*GIVEN DATA:*
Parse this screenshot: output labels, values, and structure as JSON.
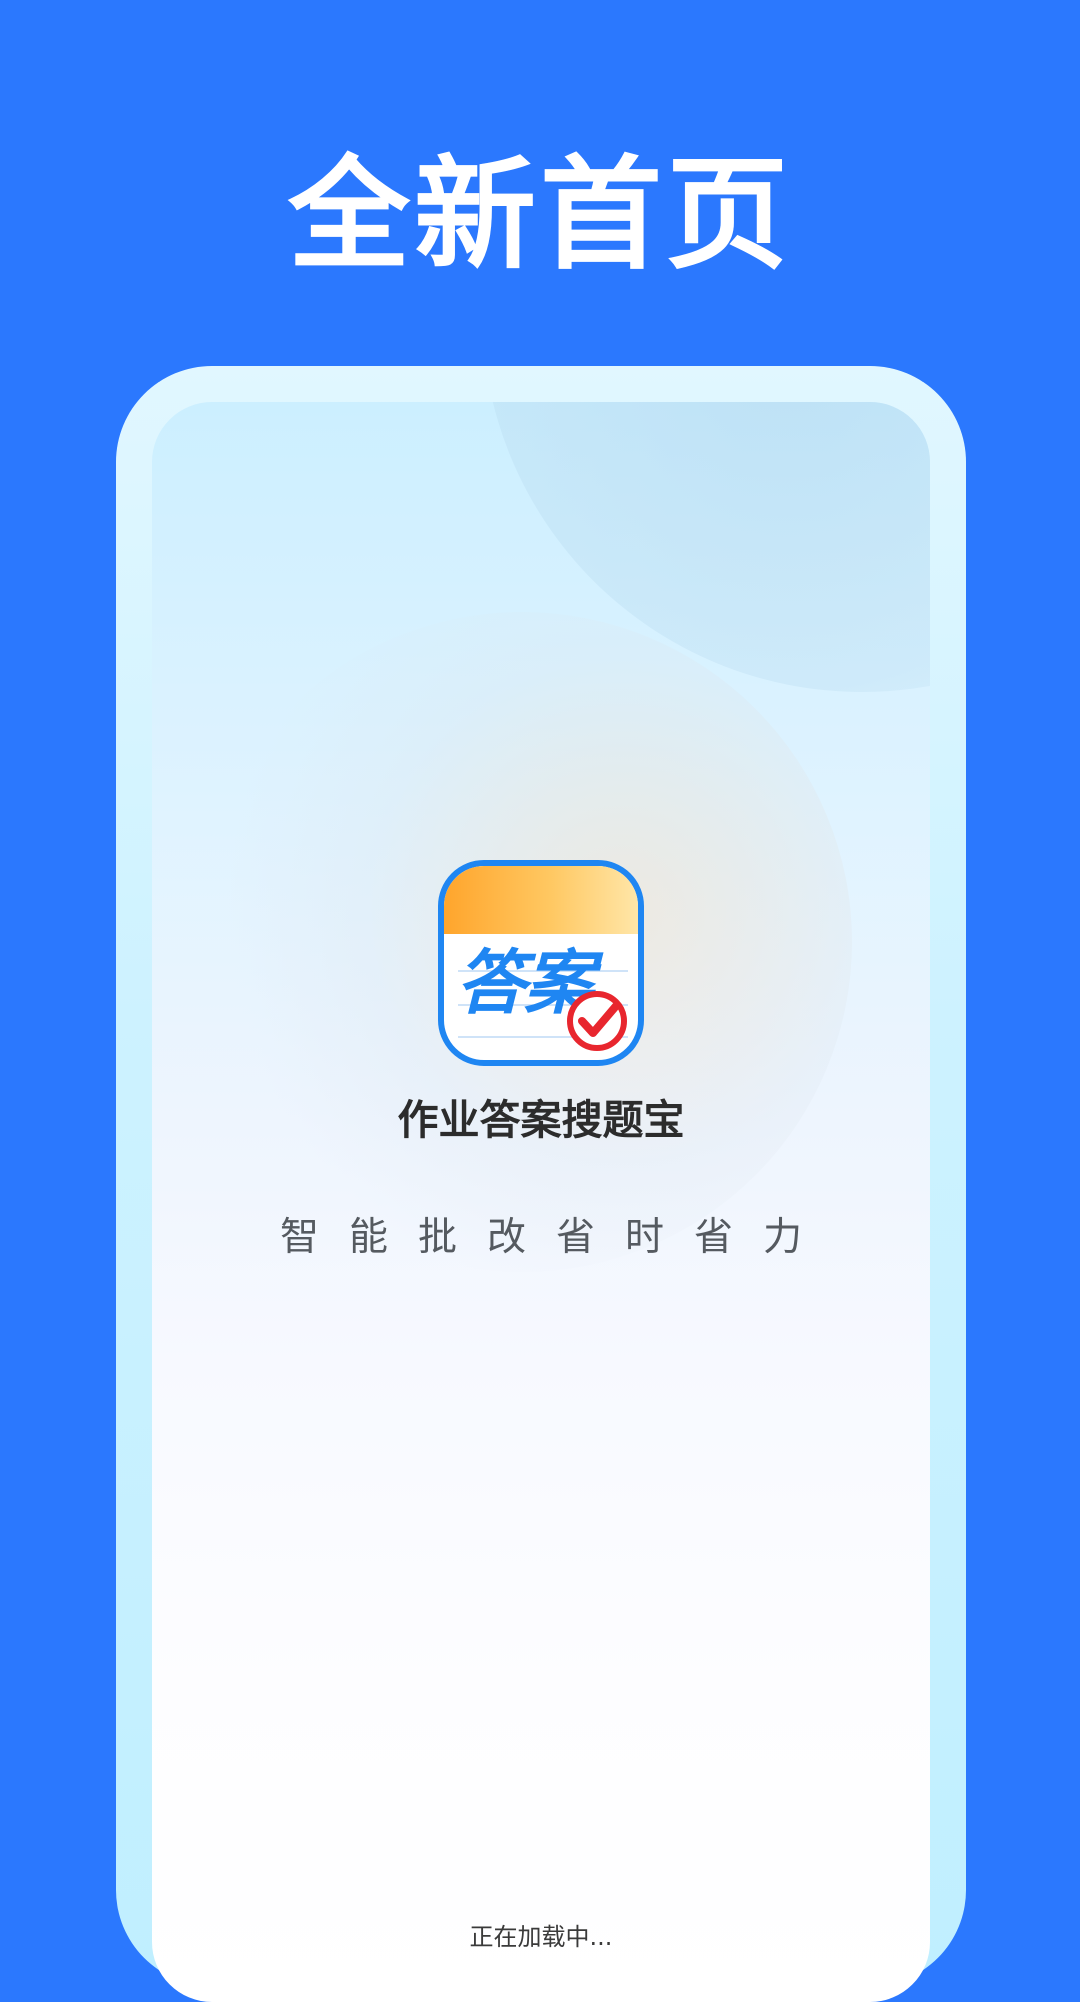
{
  "banner": {
    "headline": "全新首页"
  },
  "splash": {
    "app_icon": {
      "name": "answer-check-app-icon",
      "icon_text": "答案",
      "accent_color": "#1f86f2",
      "band_color": "#ffa52c",
      "badge_color": "#e8262e"
    },
    "app_name": "作业答案搜题宝",
    "slogan": "智能批改省时省力",
    "loading_text": "正在加载中..."
  },
  "colors": {
    "background": "#2b78fe",
    "frame": "#cdf2ff"
  }
}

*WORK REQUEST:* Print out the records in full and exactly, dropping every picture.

*SOLUTION TO THE EXERCISE:*
Parse this screenshot: output labels, values, and structure as JSON.
{
  "banner": {
    "headline": "全新首页"
  },
  "splash": {
    "app_icon": {
      "name": "answer-check-app-icon",
      "icon_text": "答案",
      "accent_color": "#1f86f2",
      "band_color": "#ffa52c",
      "badge_color": "#e8262e"
    },
    "app_name": "作业答案搜题宝",
    "slogan": "智能批改省时省力",
    "loading_text": "正在加载中..."
  },
  "colors": {
    "background": "#2b78fe",
    "frame": "#cdf2ff"
  }
}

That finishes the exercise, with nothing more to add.